7. Certain lifestyle changes can be effective in reducing the severity of PMDD symptoms
While there is not enough scientific research to dictate whether these methods are actually effective, many people have found that yoga and general exercise throughout the month lessened their symptoms. Some people have also said that decreasing the amount of processed sugar, caffeine, and alcohol in their diet, particularly in the days leading up to their period has helped. Traditional home remedies that people use for generic PMS can sometimes alleviate PMDD symptoms as well, such as using a heating pad, taking a hot bath/shower, and taking over the counter pain relievers for muscle aches.

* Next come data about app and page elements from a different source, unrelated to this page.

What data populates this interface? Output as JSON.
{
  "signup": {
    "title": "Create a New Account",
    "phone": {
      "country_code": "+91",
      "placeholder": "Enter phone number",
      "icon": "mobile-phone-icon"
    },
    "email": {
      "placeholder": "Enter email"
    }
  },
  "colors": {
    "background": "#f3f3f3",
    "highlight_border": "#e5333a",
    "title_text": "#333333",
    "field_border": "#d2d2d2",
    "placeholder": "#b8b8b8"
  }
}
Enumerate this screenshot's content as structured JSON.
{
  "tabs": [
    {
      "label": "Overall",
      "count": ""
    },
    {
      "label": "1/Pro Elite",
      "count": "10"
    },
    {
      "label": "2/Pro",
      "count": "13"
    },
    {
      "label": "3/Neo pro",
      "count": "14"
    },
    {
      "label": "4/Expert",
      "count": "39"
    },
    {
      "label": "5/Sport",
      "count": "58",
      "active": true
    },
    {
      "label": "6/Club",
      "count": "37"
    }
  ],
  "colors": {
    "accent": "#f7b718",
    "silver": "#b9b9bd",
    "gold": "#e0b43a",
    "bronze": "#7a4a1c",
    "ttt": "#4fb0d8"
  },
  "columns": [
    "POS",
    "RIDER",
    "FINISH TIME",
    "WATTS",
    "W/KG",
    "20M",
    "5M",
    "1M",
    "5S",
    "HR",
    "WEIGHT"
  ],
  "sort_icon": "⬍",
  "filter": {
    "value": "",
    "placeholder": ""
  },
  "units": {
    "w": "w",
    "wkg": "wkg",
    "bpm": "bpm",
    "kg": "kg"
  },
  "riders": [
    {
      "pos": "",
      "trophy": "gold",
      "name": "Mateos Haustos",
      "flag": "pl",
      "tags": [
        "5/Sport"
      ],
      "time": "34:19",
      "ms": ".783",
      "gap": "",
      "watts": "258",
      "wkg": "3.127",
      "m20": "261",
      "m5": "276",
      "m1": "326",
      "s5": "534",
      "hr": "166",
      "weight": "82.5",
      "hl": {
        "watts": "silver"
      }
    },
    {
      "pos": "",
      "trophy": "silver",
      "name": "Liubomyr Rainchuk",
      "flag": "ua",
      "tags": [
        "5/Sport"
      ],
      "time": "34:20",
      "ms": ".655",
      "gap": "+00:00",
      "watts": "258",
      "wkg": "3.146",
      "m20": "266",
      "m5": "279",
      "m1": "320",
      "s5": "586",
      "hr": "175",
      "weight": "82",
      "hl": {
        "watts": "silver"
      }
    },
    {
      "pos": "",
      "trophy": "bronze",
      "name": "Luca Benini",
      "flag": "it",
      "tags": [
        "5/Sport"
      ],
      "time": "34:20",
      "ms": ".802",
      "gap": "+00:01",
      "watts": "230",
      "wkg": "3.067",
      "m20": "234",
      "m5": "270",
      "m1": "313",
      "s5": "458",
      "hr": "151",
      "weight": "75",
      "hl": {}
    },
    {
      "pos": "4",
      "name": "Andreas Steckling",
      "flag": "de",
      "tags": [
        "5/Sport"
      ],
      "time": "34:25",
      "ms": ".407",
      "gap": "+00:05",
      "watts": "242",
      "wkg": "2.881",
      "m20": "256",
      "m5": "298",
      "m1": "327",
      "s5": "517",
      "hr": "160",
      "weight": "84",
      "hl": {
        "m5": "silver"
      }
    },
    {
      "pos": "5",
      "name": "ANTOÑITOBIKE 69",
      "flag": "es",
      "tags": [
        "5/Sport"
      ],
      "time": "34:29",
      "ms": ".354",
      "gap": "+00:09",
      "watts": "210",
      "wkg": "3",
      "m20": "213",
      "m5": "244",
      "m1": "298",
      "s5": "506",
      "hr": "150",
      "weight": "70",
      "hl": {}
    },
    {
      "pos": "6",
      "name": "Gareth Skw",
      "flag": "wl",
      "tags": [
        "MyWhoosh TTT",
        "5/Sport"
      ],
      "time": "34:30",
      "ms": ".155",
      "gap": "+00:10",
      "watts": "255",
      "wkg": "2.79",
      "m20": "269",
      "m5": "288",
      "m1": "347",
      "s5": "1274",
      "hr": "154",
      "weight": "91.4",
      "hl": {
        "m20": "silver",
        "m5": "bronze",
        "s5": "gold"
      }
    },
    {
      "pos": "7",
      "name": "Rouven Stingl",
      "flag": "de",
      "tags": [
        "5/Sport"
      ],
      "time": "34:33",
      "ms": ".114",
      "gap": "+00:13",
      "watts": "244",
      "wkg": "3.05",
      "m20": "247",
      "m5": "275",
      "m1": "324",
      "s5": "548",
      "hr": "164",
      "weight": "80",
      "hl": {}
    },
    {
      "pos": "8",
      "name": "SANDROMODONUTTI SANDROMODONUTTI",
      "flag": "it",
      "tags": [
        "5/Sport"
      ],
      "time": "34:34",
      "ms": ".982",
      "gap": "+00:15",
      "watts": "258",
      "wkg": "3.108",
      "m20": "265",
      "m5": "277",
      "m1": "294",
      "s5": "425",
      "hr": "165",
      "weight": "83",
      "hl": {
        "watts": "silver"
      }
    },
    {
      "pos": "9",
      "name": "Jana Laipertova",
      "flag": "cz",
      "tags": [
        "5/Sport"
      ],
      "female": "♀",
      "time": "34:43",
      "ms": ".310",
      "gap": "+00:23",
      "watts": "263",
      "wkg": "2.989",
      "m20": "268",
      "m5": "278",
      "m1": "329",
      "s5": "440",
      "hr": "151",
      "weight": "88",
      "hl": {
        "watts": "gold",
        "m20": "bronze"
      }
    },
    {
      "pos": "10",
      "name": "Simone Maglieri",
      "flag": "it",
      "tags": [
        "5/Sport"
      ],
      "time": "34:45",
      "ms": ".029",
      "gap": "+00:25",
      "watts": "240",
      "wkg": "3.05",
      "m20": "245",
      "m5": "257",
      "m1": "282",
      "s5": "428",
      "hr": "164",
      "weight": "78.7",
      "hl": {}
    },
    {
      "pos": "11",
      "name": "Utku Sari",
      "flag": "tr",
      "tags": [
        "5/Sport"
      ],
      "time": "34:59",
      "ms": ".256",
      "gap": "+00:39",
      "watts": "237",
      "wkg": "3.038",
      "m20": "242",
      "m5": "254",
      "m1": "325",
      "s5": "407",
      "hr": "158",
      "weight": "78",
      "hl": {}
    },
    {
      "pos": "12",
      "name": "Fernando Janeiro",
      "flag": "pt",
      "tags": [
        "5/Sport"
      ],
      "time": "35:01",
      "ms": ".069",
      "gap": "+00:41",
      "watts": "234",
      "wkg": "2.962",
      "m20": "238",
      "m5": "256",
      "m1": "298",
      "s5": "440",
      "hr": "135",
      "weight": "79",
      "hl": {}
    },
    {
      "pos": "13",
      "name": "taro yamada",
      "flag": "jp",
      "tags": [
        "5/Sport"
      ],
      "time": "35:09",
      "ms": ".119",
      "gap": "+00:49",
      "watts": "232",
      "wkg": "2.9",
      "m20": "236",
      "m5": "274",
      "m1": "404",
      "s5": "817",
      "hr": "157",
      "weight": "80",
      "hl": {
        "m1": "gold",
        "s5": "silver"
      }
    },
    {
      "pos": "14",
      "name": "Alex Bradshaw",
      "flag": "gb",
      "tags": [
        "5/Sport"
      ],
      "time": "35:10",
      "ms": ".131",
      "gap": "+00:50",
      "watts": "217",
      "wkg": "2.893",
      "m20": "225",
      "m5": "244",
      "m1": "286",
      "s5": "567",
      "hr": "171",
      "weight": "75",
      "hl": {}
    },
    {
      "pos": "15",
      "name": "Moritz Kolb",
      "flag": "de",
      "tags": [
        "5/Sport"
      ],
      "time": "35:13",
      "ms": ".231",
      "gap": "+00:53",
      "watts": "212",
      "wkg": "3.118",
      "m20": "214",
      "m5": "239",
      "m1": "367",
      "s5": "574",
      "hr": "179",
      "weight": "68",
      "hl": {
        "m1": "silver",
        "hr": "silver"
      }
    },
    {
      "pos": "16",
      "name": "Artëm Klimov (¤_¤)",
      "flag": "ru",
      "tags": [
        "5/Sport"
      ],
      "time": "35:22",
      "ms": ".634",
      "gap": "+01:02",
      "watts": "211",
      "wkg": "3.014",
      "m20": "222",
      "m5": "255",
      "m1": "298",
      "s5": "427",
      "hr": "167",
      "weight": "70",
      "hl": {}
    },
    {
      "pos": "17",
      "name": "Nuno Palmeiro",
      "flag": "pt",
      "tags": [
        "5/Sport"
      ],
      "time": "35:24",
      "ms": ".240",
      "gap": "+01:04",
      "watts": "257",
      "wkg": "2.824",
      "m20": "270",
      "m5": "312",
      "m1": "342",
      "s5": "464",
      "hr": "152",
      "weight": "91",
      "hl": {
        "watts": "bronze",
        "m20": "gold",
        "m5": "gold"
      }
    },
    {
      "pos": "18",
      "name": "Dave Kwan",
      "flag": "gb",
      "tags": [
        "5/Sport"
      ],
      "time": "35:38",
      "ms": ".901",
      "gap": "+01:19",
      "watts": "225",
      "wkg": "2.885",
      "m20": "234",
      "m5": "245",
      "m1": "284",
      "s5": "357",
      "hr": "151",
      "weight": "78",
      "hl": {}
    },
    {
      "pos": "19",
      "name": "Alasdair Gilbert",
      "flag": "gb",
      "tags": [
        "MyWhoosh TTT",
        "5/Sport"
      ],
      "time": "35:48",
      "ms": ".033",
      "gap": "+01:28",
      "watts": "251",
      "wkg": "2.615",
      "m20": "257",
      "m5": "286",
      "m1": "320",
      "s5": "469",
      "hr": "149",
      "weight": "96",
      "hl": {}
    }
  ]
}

8. Be kind to yourself, especially in the days leading up to your period
A big part of PMDD is feeling isolated and having a suffering body image, so it is really important to make sure that you are taking care of yourself emotionally. Let those around you know what you are going through so that they can be there to support you. Allow yourself time to just do something you enjoy and that relaxes you.
9. If you think you have PMDD, speak up
Talk to your family doctor or your gynecologist or a mental health professional. Tell someone what you are going through so that if it is PMDD you can start treating it, or if it's something else you can get the help you need for that. Don't suffer in silence or assume that it is "just PMS."
PMDD can be debilitating, especially when there is comorbidity between it and another mental health issue. I started out a Friday night a few weeks ago having what I thought was a normal panic attack, which usually subsides and is gone by the next morning. But it only continued to get worse and lasted for about five more days, I was nauseous and had no appetite, I was exhausted and couldn't sleep, my entire body was on high alert. I could not stop crying, I wasn't interested in anything I normally am, death crossed my mind a lot more than I would care to admit, and if I was a weaker person I'm not sure I would have survived it.
I happened to be seeing a psychiatrist for a preexisting mental health issue about 6 days after this episode started. The morning of my appointment, I woke up and realized I had gotten my period and it was like a switch flipped. I still did not feel like myself, but a lot of the symptoms felt duller and less present. When I got to the doctor's office, I explained what had happened. There was no question that what I had was PMDD. My symptoms were severe and debilitating and I'm still scared that they might come back each month, but the monster I was facing now has a name. The worst part about the entire experience was that I thought I was going crazy — I didn't know what was wrong with me and I felt alone. Learning that what I was going through had a medical name and that other people had gone through it validated everything I was feeling and allowed me to feel not so crazy.